What is expected =
Scan the data below and state the number of lines that include the word "title", adding no comment.

Provided entries =

⟨

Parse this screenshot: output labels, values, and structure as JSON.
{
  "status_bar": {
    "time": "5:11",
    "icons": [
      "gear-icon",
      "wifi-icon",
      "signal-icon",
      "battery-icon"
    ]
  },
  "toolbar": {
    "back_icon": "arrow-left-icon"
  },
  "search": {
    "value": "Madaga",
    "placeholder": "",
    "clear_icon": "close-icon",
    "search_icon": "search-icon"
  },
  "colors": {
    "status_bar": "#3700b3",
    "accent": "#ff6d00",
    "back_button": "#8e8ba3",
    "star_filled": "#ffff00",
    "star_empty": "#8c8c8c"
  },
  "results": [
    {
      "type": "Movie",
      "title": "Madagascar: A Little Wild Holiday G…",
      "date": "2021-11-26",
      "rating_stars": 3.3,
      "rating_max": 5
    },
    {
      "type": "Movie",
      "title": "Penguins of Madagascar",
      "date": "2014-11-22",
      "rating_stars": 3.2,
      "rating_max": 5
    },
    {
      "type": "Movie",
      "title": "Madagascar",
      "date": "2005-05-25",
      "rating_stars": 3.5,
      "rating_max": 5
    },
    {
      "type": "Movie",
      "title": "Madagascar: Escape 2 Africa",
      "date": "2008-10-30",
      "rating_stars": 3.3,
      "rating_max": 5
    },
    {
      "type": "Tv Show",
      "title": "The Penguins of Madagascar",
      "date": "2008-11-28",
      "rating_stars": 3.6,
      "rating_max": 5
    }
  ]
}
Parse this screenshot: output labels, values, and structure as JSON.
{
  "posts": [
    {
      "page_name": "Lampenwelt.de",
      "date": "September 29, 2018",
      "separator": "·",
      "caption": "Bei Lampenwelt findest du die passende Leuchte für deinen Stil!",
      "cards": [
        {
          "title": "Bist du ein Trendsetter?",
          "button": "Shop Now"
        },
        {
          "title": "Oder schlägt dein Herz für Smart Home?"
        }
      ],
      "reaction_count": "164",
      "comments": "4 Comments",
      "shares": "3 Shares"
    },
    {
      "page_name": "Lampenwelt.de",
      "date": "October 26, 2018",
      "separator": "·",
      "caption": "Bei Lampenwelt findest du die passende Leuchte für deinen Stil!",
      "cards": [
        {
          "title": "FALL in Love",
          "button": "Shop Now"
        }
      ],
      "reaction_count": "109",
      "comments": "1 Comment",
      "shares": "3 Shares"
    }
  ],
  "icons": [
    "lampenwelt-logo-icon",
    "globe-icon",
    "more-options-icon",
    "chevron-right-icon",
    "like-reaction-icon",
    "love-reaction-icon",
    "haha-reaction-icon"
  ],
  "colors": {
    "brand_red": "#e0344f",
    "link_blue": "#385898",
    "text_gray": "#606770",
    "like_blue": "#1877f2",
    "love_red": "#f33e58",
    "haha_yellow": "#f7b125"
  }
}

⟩

Result =
8